This provision is one of the adaptations that requires little explanation: Provide each person a separate cell according to the layout and provisions of your home. For many of us, a separate room is not a possibility. There are many families for whom even older children must share a room and it can be good, to a certain age, for children to actually share a common room--this does develop social skills, a stronger family identity and understanding of sharing that can be undermined by having private bedrooms--but family development and child psychology is not our topic here. For the most part, people have separate rooms whenever possible understanding also that in marriage, a husband and wife have been united in one, sacramentally and authentically in their being, and so their room is truly a private cell. This provision is not intended to offer even the slightest suggestion that husbands and wives should have separate rooms, but that it is good and appropriate for parents to have a separate room from heir children--also understanding the special care and place that infants have in the family. This here gives us a good place to remember that common sense is always the best guide and the the Rule and Adaptations is not a strict law to obeyed according to every letter, but is a guide and direction for a way of life that leads to Christ. It is the ideas and the meaning behind the provisions that will lead us toward Him. If then, most people already have a separate room if they are able to and this provision is rather simple and self-explanatory, why does it need to be included? Why does it need any further explanation? It remains important that we neither forget the importance of having a private cell to this Way of Life, nor to neglect our responsibilities to the members of our families and those we serve.

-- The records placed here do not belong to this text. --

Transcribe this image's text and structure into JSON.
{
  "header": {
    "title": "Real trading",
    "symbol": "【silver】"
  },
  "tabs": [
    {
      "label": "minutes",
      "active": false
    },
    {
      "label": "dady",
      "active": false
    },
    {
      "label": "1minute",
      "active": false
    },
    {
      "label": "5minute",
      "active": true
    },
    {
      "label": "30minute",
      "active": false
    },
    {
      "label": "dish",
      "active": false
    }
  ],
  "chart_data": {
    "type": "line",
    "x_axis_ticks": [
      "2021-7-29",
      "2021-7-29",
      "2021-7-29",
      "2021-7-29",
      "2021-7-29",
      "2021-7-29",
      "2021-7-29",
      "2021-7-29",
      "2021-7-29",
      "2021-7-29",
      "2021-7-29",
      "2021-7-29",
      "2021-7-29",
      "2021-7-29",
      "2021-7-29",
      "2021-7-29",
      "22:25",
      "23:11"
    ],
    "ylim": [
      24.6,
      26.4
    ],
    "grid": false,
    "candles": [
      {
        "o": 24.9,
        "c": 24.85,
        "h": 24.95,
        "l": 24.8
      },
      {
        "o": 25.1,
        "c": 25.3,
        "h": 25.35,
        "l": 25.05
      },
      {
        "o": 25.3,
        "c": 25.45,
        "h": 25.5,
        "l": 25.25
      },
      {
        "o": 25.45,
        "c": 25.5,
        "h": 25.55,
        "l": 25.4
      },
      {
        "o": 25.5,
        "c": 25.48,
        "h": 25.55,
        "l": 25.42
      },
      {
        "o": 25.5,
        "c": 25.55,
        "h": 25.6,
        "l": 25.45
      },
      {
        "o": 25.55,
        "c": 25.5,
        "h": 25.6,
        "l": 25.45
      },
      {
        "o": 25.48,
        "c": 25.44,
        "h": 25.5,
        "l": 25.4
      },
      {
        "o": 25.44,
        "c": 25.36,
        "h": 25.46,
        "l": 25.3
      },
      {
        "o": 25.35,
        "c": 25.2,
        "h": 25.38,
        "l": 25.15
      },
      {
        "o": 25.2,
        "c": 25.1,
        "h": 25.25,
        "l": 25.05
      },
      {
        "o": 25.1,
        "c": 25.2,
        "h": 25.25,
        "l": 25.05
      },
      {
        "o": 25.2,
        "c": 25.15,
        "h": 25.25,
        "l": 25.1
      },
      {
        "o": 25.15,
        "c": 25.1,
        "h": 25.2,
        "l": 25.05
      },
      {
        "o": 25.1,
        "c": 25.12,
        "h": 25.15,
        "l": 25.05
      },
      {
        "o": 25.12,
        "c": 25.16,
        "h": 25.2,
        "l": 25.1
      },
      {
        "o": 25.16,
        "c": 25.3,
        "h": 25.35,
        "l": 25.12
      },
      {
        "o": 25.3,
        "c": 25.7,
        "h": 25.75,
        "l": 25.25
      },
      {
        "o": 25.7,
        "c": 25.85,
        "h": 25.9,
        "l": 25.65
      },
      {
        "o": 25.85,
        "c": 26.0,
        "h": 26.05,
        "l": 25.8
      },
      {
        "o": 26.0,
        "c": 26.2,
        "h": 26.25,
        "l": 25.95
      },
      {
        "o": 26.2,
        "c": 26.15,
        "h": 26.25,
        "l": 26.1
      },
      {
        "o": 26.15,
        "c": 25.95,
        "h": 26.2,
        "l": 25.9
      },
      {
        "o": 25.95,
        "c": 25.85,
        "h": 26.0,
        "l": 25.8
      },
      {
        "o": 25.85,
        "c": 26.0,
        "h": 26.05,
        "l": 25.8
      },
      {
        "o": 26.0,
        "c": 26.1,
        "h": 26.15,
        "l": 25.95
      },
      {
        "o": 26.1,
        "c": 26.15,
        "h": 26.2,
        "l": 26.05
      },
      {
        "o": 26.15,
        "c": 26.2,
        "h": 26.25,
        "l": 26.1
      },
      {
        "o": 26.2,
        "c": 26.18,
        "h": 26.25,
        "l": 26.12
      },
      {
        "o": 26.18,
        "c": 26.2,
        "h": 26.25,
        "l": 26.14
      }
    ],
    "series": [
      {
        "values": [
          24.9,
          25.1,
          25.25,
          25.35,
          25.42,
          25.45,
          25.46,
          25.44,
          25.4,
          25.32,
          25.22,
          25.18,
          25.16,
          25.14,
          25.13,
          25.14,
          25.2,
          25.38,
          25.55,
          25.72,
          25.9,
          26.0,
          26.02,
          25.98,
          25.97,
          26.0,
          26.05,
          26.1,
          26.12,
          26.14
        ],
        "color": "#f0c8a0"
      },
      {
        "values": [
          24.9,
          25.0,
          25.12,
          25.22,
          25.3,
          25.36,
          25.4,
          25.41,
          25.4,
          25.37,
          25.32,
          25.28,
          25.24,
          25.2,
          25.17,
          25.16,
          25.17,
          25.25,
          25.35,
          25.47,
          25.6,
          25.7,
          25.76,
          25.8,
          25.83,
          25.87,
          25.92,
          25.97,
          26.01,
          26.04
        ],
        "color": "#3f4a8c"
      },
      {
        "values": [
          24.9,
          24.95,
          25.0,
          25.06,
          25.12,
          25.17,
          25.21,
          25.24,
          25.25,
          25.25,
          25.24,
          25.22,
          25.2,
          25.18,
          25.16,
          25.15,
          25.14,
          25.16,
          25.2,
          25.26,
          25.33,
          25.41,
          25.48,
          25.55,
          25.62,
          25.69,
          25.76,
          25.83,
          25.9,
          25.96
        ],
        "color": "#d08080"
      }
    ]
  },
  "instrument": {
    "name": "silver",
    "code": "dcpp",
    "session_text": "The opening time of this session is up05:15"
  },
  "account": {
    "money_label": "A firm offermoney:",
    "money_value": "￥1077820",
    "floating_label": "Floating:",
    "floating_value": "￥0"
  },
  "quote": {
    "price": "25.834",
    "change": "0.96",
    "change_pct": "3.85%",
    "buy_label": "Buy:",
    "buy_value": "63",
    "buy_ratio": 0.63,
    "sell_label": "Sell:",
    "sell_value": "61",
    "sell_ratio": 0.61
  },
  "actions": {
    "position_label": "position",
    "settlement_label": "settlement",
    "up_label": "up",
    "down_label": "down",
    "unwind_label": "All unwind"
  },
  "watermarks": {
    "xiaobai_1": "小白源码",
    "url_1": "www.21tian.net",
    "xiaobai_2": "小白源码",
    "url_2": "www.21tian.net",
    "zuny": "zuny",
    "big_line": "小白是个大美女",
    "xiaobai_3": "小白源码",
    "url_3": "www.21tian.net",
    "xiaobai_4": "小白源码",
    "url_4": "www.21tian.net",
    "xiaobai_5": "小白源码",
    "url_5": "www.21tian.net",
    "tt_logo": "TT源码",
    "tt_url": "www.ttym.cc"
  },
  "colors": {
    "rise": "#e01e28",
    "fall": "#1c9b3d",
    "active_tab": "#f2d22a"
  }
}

Sleep in a room dedicated to intimacy and holiness.
Here may begin some of the provisions of The Rule that seem utterly foreign and alien to day-to-day life outside of the Order: “each one of you is to have a separate cell.” Is it a rule of life that each family member should have his or her own bedroom? Am I suggesting that even parents, not only have separate beds resembling 1950s television shows, but sleep in altogether different rooms? And what of single people who already rent or own a private apartment or home, and are already enjoying a two or three bedroom cell? Is the Rule encouraging us into isolation and a luxurious way of living in grandiose homes and apartments? Rather than taking the Rule according to its literal meaning, let’s take a brief moment to consider what the cell is in the tradition of the monastery and what it provides to the life of the brothers and sisters.
"Next, each one of you is to have a separate cell, situated as the lie of the land you propose to
occupy may dictate, and allotted by disposition of the Prior with the agreement of the other brothers,
or the mature among them."
We are to each have a “separate” cell. This does not simply mean that we each have an individual room, with individual doors. The cell is not a room, but a place of intimacy, an encounter where we can spend time, not merely sleeping; in retreat from others so that we can watch our tv show or listen to our favorite music; sitting at our writing desk or finding a quiet place to read a book; it is a place where we spend dwelling in union with out Beloved. If we are paying attention, the cell is not even specified to be a single room. Perhaps tradition has interpreted it as such, and that tradition is meaningful, but what is most meaningful is that the cell is a “separate” place where we do not simply go, but in which we live and spend time with God, actively and privately. This quality means two things.
is a series of reflections on the Carmelite Rule, the quintessential letter of St. Albert of Jerusalem which has lead Christians to a life in allegiance with Christ and the Perfection of Love for more than 800 years. The blog brings the tenants of this ancient Way of Life into a contemporary context.
At the heart is a Way of Life, in the tradition of Elijah, that leads us to stand in the presence of the One who Loved us first and in a most perfect way; and to be transformed into one who loves more perfectly.